...Black succeeds admirably in covering 7,000 years of history... (Lloyds List International, 26 November 2004)
Many Americans don't understand what they're currently up against. Al Qaeda has often been depicted as the superpower of terrorist and jihadist networks, commanding the allegiance of jihadist groups throughout the world and influencing global terrorist operations through a steady flow of money and recruits. In fact, al Qaeda has become a relatively small operational component of a violent, global movement bent on waging holy war.

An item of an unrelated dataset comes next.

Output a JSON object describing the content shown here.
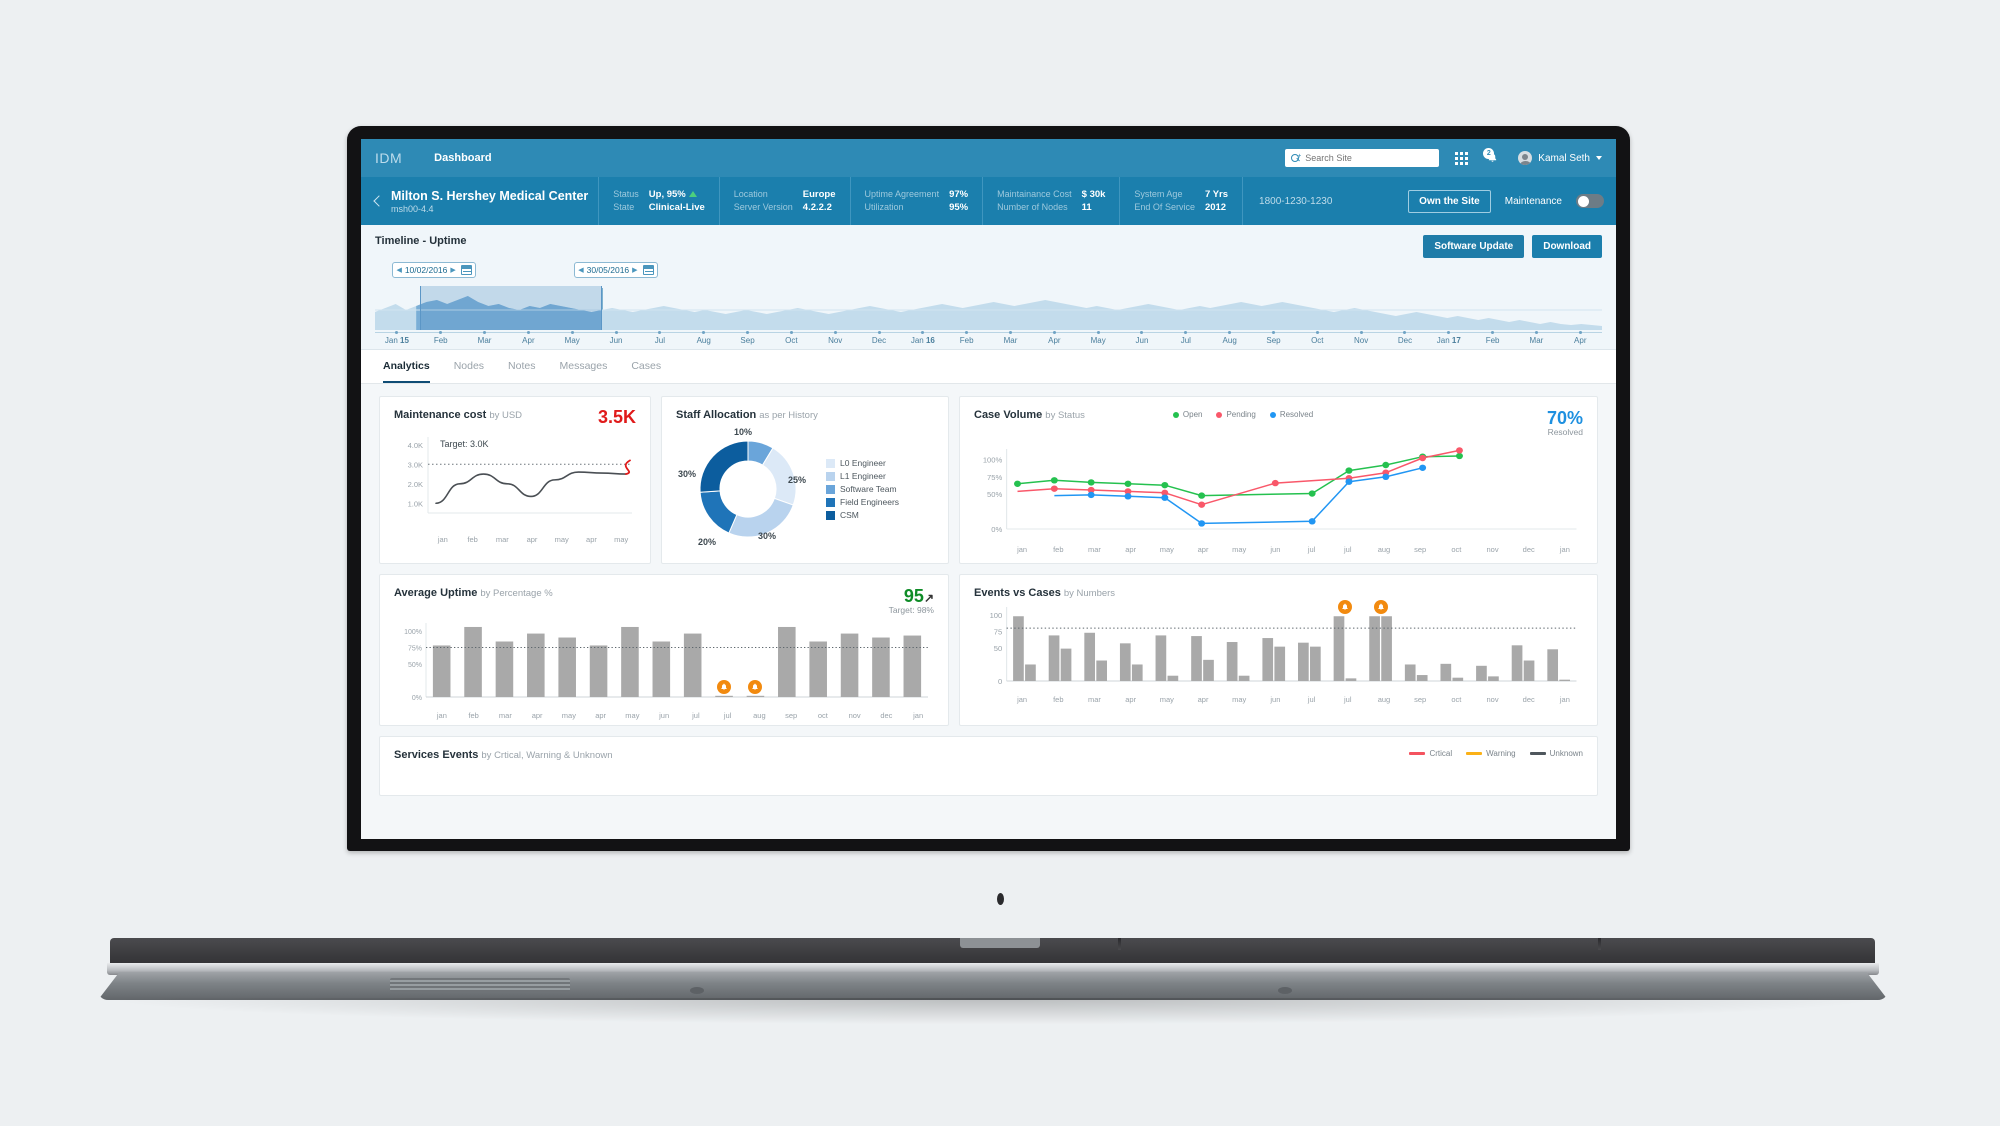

This jihadist movement, at the risk of oversimplification, can best be described as four concentric circles. The inner circle consists of the core of the al Qaeda organization, which now largely serves a symbolic, spiritual and ideological role in the greater jihadist movement. The second circle consists of active members and devotees of numerous jihadist groups that are often called "al Qaeda-related." The denizens of the second circle tend to be even more radical and dangerous than their inner-circle colleagues. The third circle consists of those who believe in the jihadist cause or identify with parts of its ideology; they may provide moral support, and some might offer a jihadist group logistical or financial help. The outer circle is the wider Islamic world. While the core of the jihadist movement consists of devoted terrorists, they depend on the less ideologically hardened "outer" circles of sympathizers, which the inner core targets for recruitment and fundraising efforts.
The jihadist threat is uniquely dangerous because it has become simultaneously more decentralized and more radical since Sept. 11. Never before have we faced a threat whose leaders enjoy so much financial and operational independence. Nor have we ever faced a threat whose "membership" can fluctuate daily and whose recruitment rate increases as the United States stages large-scale military and intelligence operations to eliminate them.
Americans also often don't quite grasp how dangerous the Iraq misadventure is. One key to the overall U.S. response to the jihadist threat is understanding how U.S. actions affecting one of these four concentric circles affects the others. Supporting a democratically illegitimate government in Iraq or conducting counterinsurgency operations there that kill significant numbers of civilians may elimi --Washington Post